3. Justin Fields—-Ohio St
Height: 6′ 2 3/4″ Weight: 227
His tools – strong arm, clean mechanics, accuracy, toughness, speed and power – are all there. Fields has that unknown risk factor related to how much of their brilliance is attributable to being surrounded by so much talent at OSU. His biggest claim was an eye-popping performance in the national semifinal game against Clemson which shot his stock up. After losing to Lawrence and the Clemson Tigers two seasons ago, Fields put on a show against them this past year, throwing six touchdowns, many of them after taking a brutal hit in the first half. Athleticism is one of his strengths, as Fields is a truly athletic quarterback that has drawn comparisons to Cam Newton. He posted recently a video on Twitter of him running a hand-timed 4.41 40-yard dash
4. Mac Jones—-Alabama
Height: 6’2″ Weight: 217

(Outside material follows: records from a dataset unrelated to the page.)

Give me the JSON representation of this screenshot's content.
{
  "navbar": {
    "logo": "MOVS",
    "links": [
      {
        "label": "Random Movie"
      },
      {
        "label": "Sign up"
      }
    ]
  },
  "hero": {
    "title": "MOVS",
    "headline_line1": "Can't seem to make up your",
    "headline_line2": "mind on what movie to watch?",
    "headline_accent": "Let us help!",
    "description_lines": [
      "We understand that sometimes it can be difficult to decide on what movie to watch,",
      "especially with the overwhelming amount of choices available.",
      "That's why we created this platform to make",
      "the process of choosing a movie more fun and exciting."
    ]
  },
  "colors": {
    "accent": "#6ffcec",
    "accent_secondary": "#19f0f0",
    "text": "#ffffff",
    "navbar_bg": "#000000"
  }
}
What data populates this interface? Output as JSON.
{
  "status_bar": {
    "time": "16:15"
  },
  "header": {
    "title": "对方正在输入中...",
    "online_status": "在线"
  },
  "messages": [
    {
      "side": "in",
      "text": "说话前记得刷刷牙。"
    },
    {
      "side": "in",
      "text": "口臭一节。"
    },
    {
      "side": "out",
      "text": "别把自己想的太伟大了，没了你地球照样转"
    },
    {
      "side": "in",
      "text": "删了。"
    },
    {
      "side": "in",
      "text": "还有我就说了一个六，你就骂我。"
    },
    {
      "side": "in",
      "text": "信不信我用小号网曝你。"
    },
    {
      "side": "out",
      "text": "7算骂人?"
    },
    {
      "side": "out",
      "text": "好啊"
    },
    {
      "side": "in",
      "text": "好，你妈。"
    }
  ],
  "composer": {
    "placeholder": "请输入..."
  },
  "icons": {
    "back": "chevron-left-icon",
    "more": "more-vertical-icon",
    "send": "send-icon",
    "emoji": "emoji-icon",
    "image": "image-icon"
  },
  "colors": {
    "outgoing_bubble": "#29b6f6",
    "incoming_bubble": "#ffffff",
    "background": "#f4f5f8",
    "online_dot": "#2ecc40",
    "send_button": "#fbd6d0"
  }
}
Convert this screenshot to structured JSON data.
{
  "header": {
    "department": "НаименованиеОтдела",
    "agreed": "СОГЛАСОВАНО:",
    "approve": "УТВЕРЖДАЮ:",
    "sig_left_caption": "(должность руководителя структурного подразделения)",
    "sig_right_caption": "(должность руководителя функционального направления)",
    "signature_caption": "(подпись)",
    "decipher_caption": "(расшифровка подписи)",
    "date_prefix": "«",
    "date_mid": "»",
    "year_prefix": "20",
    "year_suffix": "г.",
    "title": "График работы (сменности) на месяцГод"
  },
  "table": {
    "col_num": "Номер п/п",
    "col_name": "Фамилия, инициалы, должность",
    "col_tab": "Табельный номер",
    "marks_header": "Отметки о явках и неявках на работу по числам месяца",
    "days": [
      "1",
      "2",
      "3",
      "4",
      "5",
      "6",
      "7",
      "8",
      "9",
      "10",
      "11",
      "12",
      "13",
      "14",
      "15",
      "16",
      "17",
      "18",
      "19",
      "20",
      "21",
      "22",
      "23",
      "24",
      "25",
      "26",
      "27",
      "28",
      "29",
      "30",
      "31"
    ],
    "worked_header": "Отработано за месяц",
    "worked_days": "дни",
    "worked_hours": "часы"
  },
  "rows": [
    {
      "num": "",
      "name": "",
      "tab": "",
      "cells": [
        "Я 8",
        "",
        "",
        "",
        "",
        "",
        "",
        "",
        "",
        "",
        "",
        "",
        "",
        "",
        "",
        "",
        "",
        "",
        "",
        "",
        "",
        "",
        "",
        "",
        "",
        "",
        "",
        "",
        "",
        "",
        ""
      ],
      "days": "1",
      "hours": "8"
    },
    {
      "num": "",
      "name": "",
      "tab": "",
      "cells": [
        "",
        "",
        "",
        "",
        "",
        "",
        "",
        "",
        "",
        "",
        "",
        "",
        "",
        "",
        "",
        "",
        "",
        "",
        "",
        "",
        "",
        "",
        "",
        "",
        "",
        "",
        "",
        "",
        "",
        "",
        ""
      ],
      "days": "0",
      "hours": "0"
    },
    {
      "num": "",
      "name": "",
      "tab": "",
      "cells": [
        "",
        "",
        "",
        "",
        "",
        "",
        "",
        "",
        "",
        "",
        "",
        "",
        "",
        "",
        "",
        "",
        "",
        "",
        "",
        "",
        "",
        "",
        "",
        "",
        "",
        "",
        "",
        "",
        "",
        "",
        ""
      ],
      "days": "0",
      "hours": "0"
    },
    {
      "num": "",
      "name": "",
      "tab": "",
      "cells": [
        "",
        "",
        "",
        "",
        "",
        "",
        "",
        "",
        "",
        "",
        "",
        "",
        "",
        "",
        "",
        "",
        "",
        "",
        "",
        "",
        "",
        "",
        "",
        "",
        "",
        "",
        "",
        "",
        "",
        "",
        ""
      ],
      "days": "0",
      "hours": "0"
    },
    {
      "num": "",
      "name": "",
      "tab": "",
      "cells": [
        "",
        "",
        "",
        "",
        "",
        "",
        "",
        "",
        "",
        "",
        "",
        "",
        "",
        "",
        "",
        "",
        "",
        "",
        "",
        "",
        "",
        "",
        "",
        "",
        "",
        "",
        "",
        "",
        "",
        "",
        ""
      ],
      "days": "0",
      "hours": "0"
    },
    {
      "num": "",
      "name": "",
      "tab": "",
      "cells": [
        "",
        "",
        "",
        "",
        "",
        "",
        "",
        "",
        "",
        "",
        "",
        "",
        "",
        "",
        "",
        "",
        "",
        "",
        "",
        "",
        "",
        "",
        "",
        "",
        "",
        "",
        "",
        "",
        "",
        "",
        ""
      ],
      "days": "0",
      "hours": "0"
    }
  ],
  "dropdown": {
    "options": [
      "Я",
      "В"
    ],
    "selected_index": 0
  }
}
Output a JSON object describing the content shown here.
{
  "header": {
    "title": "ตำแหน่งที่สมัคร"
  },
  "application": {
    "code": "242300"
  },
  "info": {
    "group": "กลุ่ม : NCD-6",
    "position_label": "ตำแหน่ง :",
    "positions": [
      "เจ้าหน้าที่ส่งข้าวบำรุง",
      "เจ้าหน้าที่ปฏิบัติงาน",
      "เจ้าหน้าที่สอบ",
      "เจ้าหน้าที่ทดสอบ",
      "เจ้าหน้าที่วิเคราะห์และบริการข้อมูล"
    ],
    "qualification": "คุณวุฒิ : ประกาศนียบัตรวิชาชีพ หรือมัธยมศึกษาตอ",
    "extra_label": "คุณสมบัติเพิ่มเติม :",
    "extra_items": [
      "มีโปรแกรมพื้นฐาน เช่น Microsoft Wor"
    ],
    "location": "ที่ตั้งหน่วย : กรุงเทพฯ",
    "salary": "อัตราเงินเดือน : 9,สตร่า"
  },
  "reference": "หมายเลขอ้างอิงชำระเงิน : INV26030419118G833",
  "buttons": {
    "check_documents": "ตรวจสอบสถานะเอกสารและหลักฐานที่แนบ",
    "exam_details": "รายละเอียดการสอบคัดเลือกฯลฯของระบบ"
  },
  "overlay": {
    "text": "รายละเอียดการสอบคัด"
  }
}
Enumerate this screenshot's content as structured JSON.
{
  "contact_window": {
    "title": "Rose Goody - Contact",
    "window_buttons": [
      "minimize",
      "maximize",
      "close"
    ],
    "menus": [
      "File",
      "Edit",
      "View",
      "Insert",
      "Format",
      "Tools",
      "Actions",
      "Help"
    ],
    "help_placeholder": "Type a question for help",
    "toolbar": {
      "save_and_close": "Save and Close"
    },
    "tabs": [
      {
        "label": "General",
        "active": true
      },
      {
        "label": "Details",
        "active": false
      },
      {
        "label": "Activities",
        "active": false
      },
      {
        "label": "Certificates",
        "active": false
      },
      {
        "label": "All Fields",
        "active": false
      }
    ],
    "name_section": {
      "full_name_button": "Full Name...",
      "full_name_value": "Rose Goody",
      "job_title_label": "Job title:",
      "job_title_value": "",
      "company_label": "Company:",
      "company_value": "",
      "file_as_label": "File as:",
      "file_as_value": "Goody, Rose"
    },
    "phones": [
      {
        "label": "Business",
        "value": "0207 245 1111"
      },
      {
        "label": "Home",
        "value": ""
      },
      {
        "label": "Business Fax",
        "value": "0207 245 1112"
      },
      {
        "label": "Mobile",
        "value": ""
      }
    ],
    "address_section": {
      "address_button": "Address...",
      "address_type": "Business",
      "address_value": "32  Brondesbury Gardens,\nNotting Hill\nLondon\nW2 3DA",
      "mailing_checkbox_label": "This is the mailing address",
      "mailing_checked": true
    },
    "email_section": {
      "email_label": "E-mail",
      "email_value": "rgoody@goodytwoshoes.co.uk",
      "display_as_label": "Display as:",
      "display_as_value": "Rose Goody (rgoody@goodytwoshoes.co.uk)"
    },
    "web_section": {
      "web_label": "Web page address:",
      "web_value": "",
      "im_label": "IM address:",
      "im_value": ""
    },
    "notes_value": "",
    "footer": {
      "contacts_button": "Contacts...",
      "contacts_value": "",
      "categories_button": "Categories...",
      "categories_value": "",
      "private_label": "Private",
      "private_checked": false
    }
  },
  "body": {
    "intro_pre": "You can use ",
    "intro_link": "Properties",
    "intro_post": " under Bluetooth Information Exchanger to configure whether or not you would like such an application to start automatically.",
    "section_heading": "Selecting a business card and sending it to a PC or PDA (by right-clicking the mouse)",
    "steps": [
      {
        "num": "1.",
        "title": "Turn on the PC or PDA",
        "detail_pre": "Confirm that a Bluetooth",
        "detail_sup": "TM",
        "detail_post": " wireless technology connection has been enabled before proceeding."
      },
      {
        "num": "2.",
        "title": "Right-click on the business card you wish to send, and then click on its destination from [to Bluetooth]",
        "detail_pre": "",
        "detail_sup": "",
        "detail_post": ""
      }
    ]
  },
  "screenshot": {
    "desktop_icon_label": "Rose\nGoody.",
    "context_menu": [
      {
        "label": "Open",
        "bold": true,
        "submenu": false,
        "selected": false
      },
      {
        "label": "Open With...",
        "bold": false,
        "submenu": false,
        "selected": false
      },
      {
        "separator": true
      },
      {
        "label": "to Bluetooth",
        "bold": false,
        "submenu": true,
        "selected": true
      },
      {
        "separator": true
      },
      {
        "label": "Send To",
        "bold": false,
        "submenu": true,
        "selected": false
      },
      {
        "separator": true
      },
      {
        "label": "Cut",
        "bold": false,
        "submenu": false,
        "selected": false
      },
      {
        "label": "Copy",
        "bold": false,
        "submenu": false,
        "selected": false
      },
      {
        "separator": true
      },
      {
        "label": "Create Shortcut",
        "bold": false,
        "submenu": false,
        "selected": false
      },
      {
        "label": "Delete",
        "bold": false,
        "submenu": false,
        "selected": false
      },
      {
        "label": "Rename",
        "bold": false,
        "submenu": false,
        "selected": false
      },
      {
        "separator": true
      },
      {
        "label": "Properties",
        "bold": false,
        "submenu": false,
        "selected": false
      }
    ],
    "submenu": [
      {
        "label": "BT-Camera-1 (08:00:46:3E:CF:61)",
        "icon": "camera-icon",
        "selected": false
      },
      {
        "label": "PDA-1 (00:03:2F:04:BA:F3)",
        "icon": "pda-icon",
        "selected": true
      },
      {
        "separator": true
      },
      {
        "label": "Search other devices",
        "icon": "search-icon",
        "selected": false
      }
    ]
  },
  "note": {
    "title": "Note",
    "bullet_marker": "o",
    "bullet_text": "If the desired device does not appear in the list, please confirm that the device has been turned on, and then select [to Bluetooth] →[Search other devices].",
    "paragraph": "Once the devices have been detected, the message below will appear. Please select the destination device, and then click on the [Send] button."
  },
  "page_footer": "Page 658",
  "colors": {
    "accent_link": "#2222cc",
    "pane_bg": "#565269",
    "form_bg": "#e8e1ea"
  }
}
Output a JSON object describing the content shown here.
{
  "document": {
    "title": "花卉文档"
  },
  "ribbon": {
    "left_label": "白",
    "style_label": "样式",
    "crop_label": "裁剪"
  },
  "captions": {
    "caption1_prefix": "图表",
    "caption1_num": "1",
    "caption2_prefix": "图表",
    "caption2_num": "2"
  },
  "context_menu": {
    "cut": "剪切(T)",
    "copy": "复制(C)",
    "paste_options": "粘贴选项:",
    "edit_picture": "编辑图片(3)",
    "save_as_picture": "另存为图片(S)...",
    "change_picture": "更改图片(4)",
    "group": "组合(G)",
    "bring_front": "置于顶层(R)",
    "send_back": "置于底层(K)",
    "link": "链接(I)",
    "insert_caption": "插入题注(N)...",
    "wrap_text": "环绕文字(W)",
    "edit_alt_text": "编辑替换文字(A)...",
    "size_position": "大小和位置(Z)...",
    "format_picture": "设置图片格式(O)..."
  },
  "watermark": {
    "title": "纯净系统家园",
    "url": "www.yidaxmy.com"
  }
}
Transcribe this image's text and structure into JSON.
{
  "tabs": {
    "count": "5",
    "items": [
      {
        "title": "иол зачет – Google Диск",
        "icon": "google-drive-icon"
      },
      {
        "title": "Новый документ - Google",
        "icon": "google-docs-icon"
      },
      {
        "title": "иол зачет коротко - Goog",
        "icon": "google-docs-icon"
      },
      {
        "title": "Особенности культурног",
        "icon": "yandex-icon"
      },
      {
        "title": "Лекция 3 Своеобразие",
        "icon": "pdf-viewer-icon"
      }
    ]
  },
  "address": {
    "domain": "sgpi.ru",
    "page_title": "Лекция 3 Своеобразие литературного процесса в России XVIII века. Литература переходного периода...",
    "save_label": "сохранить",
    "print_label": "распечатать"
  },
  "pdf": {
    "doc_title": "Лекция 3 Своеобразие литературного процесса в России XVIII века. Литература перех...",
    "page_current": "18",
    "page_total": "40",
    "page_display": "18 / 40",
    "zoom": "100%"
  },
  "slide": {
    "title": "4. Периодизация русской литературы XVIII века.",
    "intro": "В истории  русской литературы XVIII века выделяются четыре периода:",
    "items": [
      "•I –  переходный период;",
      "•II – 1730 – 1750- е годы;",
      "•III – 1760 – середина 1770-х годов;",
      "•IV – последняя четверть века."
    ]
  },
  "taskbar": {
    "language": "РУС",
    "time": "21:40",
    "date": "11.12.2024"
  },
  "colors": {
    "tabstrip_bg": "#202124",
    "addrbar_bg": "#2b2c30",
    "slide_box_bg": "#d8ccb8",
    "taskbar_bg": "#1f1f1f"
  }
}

In the National Championship Game against Ohio State, Jones was 36 of 45 passes for 464 yards, five touchdowns, and no interceptions. So is that why San Francisco trade up for a chance to draft him? Jones is not very powerfully built and the ball doesn’t pop off his hand with velocity like it does for the other four guys. He seems like a guy with a high floor and a low ceiling. With no combine this year, it’s somewhat difficult to grade him. How much should be attributed to the Alabama program and two incredible wide receivers? He literally had better skill position players in Tuscaloosa than Cam Newton had in Foxboro. Mac’s name is McCorkle — Mac for short — which is a fact that I think you should know to win a trivia bet. Beyond that, however, Jones was the best at Pro Football Focus’s Adjusted Completion Percentage last season, positing a whopping number of 84.2%. Jones’ greatest strength is his accuracy, deep ball and ability to work at all three levels. He can move a little but he’s not particularly athletic and if he’s behind a less-than-stellar line, he’s going to have little elusiveness to fall back on.
5. Trey Lance——North Dakota St
Height: 6′ 3 3/8″ Weight: 224
In his last full season, Lance threw 28 touchdowns and zero picks as a redshirt freshman in 2019. Because of Covid, his team only played one game in 2020. Much like Josh Allen of Buffalo when he was drafted and could go very deep, Lance may throw the best deep ball of any of the quarterbacks in this draft. There are some clear strengths that he offers. Easy arm talent is the first such strength. All of the top four quarterbacks in this class have what you might consider “plus” arms but Lance might have the best of the bunch. Effortless velocity shows up in every game. Then there is the athletic ability. Lance is a weapon with the football in his hands, and his rushing production at NDSU backs that up. He’s exceptionally poised in the pocket and throws with an excellent base and has played in the cold weather as did Allen in Wyoming. He’s also a better than capable runner offering that new type of quarterback that coaches want. Because of just one season of FCS football under his belt, his decision-making and reading defenses skills will need time to grow.